[Collected data entries]
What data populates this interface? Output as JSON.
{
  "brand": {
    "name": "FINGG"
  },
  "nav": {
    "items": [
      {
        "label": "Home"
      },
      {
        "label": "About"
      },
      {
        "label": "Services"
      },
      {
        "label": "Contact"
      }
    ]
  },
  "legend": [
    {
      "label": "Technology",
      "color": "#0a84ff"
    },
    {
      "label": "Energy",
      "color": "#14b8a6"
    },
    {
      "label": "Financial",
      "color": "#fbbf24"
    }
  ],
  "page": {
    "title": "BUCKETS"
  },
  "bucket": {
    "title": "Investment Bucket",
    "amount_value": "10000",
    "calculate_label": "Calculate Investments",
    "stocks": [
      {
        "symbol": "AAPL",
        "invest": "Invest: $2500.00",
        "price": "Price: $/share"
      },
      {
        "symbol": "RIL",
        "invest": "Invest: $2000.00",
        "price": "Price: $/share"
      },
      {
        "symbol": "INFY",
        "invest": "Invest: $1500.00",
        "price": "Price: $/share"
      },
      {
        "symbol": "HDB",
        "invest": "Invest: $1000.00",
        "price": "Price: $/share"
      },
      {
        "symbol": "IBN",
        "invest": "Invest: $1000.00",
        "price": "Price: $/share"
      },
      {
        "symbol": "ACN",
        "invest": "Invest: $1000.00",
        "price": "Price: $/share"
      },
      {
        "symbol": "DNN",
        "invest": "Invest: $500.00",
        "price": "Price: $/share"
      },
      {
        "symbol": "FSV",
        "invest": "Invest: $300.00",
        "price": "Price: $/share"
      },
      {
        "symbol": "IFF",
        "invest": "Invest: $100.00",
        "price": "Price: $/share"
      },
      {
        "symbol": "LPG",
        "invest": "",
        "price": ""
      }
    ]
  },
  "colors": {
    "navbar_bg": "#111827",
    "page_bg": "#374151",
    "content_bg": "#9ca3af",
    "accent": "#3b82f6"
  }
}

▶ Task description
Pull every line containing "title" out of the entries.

▶ Response to this task
    "title": "BUCKETS"
    "title": "Investment Bucket",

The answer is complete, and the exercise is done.